> [RECORD EXTRACTS]
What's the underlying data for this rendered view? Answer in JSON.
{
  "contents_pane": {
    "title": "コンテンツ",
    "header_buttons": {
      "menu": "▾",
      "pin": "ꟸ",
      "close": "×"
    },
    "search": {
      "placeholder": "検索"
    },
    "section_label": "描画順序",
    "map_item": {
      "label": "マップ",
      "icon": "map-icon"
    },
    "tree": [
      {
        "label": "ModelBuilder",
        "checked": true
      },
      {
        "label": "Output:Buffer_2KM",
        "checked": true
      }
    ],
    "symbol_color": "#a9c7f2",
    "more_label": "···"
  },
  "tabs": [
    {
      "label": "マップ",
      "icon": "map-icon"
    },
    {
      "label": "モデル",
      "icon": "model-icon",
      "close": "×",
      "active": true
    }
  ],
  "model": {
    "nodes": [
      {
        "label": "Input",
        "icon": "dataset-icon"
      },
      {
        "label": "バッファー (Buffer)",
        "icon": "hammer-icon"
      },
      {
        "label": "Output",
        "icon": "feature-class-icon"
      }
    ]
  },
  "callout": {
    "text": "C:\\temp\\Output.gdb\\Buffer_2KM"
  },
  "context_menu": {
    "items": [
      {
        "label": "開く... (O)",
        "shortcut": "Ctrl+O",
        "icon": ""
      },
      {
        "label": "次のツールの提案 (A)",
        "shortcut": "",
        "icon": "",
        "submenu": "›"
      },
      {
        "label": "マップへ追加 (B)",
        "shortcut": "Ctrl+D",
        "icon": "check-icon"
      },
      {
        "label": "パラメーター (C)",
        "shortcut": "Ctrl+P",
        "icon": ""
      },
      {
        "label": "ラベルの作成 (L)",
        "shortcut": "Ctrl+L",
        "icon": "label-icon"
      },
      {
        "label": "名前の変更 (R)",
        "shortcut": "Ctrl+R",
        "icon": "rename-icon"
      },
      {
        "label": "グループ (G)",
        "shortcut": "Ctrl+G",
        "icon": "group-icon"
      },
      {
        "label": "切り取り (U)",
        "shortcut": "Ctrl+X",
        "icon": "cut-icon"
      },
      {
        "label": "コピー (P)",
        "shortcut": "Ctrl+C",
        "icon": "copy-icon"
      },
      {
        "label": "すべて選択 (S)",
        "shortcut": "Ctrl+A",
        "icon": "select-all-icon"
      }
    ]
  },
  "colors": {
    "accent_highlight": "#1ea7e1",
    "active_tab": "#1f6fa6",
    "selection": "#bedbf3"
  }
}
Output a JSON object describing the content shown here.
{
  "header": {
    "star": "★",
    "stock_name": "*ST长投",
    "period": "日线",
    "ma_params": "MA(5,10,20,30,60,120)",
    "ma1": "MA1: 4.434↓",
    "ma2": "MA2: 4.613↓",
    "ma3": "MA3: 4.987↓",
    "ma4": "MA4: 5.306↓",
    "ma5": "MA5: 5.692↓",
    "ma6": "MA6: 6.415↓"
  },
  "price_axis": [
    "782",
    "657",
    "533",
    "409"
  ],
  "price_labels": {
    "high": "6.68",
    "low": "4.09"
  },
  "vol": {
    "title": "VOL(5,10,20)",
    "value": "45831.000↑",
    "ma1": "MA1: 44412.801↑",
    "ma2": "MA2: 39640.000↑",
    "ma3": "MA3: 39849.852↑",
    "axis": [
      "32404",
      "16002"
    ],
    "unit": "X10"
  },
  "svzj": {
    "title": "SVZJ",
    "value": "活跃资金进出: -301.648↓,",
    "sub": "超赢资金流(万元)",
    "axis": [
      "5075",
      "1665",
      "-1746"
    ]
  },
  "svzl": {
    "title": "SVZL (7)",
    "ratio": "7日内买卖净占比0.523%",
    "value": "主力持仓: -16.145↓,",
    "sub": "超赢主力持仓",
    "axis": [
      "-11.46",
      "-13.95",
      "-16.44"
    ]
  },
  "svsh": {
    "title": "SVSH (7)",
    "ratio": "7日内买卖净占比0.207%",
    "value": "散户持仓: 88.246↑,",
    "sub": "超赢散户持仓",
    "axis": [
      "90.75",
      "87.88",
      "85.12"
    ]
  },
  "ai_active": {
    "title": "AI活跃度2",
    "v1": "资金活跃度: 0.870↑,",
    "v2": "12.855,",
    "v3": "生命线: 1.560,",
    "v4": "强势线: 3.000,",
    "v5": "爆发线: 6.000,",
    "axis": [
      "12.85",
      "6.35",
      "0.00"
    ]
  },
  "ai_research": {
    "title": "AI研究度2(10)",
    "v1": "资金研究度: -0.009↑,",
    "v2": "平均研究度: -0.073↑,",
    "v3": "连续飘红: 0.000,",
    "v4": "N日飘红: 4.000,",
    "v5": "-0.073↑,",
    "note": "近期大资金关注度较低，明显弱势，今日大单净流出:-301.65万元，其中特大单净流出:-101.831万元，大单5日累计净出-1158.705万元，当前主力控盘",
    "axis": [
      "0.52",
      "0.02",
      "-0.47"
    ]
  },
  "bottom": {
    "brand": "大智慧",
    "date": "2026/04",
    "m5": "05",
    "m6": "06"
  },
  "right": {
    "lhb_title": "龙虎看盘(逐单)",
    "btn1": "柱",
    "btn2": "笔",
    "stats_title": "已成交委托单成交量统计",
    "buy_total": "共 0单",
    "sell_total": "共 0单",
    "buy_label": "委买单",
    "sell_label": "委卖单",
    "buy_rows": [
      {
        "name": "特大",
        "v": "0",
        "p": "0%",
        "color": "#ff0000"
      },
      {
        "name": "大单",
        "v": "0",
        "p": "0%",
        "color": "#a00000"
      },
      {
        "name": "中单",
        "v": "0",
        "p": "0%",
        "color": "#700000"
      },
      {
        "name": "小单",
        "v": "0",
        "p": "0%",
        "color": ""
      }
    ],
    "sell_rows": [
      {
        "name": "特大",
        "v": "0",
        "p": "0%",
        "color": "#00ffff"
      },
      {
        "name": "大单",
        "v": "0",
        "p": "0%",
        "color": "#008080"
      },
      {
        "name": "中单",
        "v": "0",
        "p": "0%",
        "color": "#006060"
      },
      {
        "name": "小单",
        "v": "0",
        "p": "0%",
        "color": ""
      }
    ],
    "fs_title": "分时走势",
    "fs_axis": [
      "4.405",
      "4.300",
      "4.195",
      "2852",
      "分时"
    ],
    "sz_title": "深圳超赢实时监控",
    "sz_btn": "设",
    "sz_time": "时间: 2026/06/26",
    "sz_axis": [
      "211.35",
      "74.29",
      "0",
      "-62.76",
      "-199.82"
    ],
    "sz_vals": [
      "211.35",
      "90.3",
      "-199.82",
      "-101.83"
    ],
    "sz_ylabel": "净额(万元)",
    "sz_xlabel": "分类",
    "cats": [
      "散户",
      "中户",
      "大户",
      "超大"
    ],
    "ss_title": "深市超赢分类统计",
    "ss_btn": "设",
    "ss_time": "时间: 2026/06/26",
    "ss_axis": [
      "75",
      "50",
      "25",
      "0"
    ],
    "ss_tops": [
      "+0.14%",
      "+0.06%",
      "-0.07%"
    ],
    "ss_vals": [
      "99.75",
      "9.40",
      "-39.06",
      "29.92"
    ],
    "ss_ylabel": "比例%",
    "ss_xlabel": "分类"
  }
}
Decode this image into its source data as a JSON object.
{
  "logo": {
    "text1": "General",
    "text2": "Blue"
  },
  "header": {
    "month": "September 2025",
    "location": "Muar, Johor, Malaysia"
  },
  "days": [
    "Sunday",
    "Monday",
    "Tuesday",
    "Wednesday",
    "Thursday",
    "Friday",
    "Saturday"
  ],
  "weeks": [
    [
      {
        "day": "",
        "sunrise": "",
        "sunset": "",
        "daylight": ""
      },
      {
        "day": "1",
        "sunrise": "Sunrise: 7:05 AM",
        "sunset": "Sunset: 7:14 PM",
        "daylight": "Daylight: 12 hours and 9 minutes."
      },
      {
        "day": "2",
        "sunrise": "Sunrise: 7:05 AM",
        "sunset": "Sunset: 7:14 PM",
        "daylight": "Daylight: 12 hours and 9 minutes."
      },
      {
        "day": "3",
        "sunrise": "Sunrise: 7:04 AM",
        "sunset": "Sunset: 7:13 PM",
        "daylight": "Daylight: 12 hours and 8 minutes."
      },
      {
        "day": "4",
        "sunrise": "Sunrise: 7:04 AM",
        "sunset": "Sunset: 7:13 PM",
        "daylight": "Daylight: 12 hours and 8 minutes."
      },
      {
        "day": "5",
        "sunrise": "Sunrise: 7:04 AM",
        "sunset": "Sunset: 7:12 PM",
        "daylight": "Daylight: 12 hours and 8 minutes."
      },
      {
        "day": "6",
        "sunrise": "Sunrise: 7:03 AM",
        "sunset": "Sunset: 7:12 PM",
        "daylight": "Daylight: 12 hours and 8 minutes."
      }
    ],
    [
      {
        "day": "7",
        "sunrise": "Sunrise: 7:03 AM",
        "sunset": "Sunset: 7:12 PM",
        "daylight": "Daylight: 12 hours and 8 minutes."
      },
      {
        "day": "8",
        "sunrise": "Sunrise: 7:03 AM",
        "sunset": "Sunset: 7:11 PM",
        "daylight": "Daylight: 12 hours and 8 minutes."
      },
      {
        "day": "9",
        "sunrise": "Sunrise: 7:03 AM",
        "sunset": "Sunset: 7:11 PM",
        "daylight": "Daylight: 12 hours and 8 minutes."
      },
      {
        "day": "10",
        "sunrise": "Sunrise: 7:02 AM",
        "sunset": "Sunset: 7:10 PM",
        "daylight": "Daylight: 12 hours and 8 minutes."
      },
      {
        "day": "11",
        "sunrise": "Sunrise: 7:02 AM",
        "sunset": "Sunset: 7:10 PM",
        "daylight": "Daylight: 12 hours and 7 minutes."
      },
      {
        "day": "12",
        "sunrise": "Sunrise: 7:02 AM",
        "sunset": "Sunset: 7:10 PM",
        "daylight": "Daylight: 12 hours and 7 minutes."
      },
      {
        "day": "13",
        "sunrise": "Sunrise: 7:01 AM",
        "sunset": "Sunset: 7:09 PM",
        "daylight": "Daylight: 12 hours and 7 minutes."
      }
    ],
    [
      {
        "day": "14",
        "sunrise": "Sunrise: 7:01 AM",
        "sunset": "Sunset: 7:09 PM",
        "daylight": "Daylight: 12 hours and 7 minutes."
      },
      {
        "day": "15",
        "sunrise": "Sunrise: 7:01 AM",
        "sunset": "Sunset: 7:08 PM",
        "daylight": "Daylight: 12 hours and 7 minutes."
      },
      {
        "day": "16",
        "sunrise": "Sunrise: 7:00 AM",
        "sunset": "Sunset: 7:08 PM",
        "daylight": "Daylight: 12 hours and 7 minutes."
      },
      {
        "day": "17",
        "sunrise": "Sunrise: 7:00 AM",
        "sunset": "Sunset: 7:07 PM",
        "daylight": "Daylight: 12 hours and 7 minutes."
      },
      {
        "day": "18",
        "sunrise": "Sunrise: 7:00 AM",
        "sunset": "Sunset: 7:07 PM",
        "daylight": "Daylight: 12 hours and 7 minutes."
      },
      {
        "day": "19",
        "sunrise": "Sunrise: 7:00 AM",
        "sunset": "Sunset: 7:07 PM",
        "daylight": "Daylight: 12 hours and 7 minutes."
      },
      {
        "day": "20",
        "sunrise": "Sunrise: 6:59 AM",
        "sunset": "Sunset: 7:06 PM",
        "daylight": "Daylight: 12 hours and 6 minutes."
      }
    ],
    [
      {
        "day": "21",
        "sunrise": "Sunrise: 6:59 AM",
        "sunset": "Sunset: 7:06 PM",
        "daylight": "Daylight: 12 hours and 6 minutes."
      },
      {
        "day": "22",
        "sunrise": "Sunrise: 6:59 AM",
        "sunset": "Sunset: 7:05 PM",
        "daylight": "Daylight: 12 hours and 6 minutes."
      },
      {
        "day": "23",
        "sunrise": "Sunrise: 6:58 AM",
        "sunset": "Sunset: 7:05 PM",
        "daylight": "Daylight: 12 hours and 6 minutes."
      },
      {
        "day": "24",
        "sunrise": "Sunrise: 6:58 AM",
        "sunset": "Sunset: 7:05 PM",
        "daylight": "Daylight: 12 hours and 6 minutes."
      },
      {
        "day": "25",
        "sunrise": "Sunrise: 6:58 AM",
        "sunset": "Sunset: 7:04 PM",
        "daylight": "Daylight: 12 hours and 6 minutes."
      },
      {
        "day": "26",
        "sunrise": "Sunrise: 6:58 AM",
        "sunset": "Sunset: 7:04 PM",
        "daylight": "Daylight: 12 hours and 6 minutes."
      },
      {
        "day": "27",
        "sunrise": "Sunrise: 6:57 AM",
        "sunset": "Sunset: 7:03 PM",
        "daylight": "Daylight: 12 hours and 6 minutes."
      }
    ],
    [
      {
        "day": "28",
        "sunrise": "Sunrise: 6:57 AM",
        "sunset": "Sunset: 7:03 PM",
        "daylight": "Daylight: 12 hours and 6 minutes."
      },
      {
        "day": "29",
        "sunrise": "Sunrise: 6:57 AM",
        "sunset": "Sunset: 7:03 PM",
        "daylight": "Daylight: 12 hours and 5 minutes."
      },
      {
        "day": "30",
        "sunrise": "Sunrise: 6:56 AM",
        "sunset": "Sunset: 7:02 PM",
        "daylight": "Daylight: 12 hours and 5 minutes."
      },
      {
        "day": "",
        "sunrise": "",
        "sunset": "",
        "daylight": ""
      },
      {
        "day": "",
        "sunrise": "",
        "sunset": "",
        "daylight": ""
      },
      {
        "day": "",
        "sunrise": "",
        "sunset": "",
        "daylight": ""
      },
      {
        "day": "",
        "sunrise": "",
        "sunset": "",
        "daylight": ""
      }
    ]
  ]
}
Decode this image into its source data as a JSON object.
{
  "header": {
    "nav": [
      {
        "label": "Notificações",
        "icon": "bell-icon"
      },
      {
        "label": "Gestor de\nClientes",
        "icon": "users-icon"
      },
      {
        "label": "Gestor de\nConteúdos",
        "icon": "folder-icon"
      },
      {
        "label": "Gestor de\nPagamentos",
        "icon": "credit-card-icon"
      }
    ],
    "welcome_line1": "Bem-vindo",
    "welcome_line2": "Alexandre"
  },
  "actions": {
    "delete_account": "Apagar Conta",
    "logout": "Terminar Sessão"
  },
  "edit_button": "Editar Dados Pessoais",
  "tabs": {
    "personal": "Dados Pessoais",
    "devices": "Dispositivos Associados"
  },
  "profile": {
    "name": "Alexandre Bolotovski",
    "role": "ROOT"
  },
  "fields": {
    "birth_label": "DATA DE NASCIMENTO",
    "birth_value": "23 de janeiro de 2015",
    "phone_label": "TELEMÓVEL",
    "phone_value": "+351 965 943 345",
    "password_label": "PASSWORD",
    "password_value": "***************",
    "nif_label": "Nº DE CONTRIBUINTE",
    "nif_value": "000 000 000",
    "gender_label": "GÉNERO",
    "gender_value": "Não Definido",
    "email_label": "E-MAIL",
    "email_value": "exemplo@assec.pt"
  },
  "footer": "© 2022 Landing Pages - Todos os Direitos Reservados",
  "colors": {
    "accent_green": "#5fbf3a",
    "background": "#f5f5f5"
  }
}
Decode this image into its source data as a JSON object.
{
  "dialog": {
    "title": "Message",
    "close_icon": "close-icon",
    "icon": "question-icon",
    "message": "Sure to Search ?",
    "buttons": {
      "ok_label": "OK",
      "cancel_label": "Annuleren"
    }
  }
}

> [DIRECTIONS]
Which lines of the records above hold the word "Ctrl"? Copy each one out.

> [SOLUTION FOR THIS PROBLEM]
        "shortcut": "Ctrl+O",
        "shortcut": "Ctrl+D",
        "shortcut": "Ctrl+P",
        "shortcut": "Ctrl+L",
        "shortcut": "Ctrl+R",
        "shortcut": "Ctrl+G",
        "shortcut": "Ctrl+X",
        "shortcut": "Ctrl+C",
        "shortcut": "Ctrl+A",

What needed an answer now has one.